§ **What you are asked to do**: Find the string "Goona" in the records. Copy each line that has it.

§ **Data to process**:
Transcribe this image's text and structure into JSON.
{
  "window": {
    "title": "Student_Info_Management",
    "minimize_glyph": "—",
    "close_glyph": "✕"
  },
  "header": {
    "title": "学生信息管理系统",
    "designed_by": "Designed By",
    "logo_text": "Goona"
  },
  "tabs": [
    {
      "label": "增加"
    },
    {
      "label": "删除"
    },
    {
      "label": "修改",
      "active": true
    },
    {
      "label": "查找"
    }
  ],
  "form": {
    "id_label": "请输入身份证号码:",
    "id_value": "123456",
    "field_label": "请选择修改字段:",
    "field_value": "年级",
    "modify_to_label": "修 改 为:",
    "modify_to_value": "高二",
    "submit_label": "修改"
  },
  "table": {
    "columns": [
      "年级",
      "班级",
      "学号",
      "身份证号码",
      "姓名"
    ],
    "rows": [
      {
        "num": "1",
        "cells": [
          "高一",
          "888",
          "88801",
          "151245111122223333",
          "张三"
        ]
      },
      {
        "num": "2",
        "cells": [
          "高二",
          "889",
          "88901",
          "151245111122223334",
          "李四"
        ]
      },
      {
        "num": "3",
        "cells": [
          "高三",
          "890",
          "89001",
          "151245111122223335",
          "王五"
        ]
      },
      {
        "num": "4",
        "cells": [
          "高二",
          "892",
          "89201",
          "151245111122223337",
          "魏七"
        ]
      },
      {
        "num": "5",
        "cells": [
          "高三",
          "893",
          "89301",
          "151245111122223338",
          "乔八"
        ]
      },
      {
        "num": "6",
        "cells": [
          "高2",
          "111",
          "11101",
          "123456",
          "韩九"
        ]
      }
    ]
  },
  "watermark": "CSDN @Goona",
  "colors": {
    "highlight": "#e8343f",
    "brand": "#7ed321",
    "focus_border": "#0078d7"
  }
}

§ **Written solution**:
    "logo_text": "Goona"
  "watermark": "CSDN @Goona",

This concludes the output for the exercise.